“The iPad is not mobile!” said CEO Mark Zuckerberg Wednesday, at Facebook’s Mobile Event. Zuck was answering a question from the audience about why Facebook hadn’t launched an iPad app yet. “The iPad is not mobile–next question,” Zuckerberg answered, very bluntly. “I don’t meant to be rude to Apple products, but I don’t think the iPad is a mobile device in the way a phone is.”
Expected announcements for today’s event–an iPad app, Facebook phone–were quickly shutdown by the Facebook CEO, who instead chose to focus on the mobile platform. “There’s been this rumor recently that Facebook is going to build a
phone,” he said, building almost no suspense. “No! Our goal is to make
everything social.

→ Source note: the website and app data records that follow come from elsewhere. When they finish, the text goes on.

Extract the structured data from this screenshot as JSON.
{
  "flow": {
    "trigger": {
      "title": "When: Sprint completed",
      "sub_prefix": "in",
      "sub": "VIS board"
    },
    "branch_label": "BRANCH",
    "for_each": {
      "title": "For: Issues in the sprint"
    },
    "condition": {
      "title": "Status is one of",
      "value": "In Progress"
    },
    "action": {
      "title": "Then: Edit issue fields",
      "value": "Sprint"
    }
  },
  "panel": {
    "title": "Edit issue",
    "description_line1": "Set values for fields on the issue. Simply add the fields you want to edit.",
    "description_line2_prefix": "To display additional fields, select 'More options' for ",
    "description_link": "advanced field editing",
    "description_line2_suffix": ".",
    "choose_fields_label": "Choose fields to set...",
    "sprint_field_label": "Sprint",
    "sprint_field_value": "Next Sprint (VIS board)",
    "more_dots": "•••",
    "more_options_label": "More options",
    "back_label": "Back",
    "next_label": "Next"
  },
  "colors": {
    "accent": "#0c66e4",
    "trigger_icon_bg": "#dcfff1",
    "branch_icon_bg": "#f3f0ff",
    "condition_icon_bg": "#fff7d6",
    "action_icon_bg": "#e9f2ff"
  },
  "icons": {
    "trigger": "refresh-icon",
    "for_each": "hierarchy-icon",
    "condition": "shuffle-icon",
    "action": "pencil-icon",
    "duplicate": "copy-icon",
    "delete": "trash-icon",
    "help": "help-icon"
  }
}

Our goal is to make it so no matter what platform
you’re building for, it can be social.”
Facebook, he boasted, now has 200 million active mobile users–triple from last year–and today’s presser was all about expanding Facebook’s footprint in the mobile space agnostically across any platform, with universal check-ins, sign-ons, and location-based deals.
Here’s the three big announcements Facebook made today.
“No one enjoys logging in,” said Facebook’s Erick Tseng, complaining about the annoyances of typing usernames and passwords on a mobile phone. “All of this is obviously really terrible–Single Sign-on solves this probem.”
Now, instead of entering a password and username each time, one must enter it only once. From then on, just click the Facebook Login button, which will appear, says Facebook, on many other services and sites — including Groupon, which was invited on stage to present the Single Sign-on-enhanced app.
“This make it really easy,” a Groupon product lead said, showing how with just one-click, users could access daily deals. Other partners in the development include Yelp, Loopt, and Scvngr.
“If Single Sign-on is the key to opening up the opportunities in mobile, then this is where location comes in,” began Tseng, before introducing engineering manager Dave Fetterman, who discussed the new elements of the location API.
The crux of the update is that friends checking in on a variety services can now be followed on Facebook. So when checking in on Gowalla or Foursquare, check-ins are pulled over to Facebook Places, and vice-versa.
Essentially, it ends having to worry about having friends on Facebook Places and separate friends on Gowalla or Foursquare. Check-ins are culled from, and friends can be followed on, the entire social graph.
“The thing that’s been missing in [online] interaction is for that local business–the wine store, the bar, the coffee shop–to interact with me,” said another Facebook exec. “The basic idea with Deals is to push deals out to existing customers and hopefully attract proximate new customers.”
Here’s how it works. When a user is walking down the street, he or she can pull up Facebook Places on a smartphone to see a list of near-by locations and deals. When seeing the right deal, one can claim it by checking in and showing it to, say, a restaurant waiter or coffee chop cashier. Users can also share the deal with friends.
There are four types of deals, explained Emily White, Facebook’s director of local:
Individual: The one-off deals: buy one salad, get the second half-off.
Loyalty: The classic sandwich shop deal. Buy nine BLTs, get the tenth free. Facebook even provides a punch-card graphic.
Friend: Businesses can offer deals to groups of friends or people. Say, a free appetizer if a group of four comes in to a restaurant–all able to check in, of course.
Charity: Check-ins for charity. Each check-in allows users to donate money to a particular cause.
Big businesses are jumping on-board for the launch. To kick off the new feature, Gap will give the first 10,000 people nationwide to check in at Gap any pair of blue jeans–for free. Those checking in after that first batch will still get 44% off regularly priced items.
Any business–major or local–can easily get involved. Just pick the type of deal on Facebook, add a few lines of description, and then specify when the deal starts and ends.